Carpets are softer; more comfortable to the feet; come in many variations, colors, and sizes; and provide a textured look; however, carpets are also harder to clean and repair and aren’t the best solution for people prone to allergies.
Is laminate flooring colder than carpet?
Carpet is the warmest flooring alternative and feels much softer to the feet compared to laminate. If you live in a cold climate and love stepping on a warm surface, then you should pick a carpet.
Laminate is a popular option for rooms where carpets will be too hard to maintain, such as kitchens. In these areas, you can keep your feet warm with small rugs.
Which is cheaper to install: carpet or laminate flooring?
The labor for installing carpets will cost anywhere between $0.50 and $1 per square foot, the padding between $0.30 and 0.60 per square foot, and additional costs (moving furniture, cuts) between $0.50 and $2 per square foot. So overall, it will cost you around $1.30 and $3.60 per square foot to install carpets.
Installing laminate costs more, and you can expect to pay between $4 and $8 per square foot. This price includes labor and materials such as underlayment, glue, etc. As you can see, this is a costlier alternative; however, you can try following the instructions and install it yourself.
How much does laminate flooring cost compared to carpet?

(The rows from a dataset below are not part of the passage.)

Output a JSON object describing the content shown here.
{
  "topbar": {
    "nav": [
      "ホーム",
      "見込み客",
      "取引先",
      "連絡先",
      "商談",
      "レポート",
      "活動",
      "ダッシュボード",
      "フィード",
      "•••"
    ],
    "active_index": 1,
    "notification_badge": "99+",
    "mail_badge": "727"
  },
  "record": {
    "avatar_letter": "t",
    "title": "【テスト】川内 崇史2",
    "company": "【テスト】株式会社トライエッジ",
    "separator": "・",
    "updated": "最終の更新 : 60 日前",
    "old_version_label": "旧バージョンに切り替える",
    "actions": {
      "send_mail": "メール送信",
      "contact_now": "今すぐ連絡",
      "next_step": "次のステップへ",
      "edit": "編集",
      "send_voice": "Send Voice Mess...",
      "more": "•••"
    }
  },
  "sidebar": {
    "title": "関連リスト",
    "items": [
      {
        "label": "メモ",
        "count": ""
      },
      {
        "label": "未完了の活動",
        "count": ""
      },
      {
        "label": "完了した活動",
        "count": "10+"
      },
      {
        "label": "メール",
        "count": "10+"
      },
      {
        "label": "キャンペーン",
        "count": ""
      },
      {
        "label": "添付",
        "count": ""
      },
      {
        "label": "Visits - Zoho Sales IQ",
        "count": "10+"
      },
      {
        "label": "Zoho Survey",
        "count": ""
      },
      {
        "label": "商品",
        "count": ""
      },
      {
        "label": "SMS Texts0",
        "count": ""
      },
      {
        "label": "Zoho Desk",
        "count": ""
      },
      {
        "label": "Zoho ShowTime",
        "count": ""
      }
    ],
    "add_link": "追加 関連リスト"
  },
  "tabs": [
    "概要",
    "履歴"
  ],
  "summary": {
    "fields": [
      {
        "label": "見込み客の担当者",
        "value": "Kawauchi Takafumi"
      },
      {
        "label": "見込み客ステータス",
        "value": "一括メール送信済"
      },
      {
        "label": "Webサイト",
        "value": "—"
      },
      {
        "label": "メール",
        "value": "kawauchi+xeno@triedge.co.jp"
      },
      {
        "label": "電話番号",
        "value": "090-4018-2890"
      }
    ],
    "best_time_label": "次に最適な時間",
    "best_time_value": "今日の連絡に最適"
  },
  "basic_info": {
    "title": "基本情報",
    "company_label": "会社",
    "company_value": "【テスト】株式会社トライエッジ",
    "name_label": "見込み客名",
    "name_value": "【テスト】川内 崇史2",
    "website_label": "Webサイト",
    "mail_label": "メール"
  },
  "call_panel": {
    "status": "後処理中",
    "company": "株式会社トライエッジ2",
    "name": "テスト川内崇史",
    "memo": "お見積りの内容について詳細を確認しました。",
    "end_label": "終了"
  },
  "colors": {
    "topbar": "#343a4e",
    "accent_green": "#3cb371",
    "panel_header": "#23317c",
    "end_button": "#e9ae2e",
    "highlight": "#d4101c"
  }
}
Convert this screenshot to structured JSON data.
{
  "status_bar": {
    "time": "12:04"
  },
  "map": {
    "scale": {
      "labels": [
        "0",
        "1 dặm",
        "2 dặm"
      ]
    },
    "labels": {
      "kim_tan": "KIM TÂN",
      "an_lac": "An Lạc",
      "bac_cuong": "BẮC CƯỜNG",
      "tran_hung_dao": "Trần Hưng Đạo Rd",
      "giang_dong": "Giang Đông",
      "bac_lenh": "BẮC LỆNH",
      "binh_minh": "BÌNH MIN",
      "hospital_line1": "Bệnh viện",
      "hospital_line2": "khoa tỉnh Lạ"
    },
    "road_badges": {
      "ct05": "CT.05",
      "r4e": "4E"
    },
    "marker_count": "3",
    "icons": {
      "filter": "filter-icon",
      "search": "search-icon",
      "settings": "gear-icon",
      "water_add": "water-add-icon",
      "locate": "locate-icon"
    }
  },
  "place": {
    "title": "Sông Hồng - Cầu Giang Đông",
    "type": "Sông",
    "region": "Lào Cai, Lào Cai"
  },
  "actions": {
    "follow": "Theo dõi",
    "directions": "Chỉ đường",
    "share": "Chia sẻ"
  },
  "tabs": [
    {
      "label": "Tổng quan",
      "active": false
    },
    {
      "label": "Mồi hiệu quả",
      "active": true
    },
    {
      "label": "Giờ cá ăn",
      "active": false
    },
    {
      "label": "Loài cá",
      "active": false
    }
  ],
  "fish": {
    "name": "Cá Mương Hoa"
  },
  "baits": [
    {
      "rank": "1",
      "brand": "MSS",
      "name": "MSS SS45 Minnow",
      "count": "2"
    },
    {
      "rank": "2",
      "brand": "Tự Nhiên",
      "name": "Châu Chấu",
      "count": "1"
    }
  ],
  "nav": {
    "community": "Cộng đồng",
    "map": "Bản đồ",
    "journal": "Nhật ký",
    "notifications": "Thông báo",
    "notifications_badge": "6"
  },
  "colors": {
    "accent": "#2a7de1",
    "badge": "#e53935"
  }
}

The cost of laminate varies depending on the thickness, style, quality, durability, brand, room size, etc.; however, on average, one square foot of laminate costs anywhere from $2 to $6. To this cost, you should also add the labor and materials costs that vary from $4 to $8 per square foot.
Carpets are much cheaper and start at $1 per square foot, but can go up to $20 for high-quality wool carpets. The costs for installation and materials range between $1.30 and $3.60.
Is it hard to replace carpet with laminate?
In most cases, it won’t be hard to replace your carpet with laminate. If you love DIY projects, then this will be a great one to try at home. Laminate is one of the easiest floors to install, so if the subfloor is even and the underlayment is good, you’ll just follow the manufacturer’s instructions.
After removing the carpet, you can prepare the subfloor and underlayment. The next step is to install the laminate planks row by row and create a pattern that will be aesthetically pleasing.
Can I install laminate flooring on top of carpet?
Generally, it’s not recommended that you place laminate on top of carpets. Carpets are soft, so they don’t provide enough support to be a subfloor. Also, as you walk on top of carpets you create indentations, so laying laminate on top of carpet and then walking on it could cause the system that locks the laminate planks to be damaged from all the changes.
Another reason why carpets aren’t a good idea under laminate is that they can be a breeding ground for mold, mildew, and insects. Again, the best solution is to remove the carpets, then install the laminate.
So which is the best choice between laminate flooring and carpet? The answer depends on two main areas: location in the house and makeup of the people and things in it.
Laminate is the preferred choice in kitchens, bathrooms, entryways and other living areas of the home, and in homes that have pets or if the people in the home are prone to allergies or are messier. Carpet, meanwhile, is the better choice in bedrooms and other potential living areas.
That is the case especially if you need to reduce noise in a certain area. It is also helpful if you are worried about insulation for your home and don’t have any pets or serious allergies.Back to Top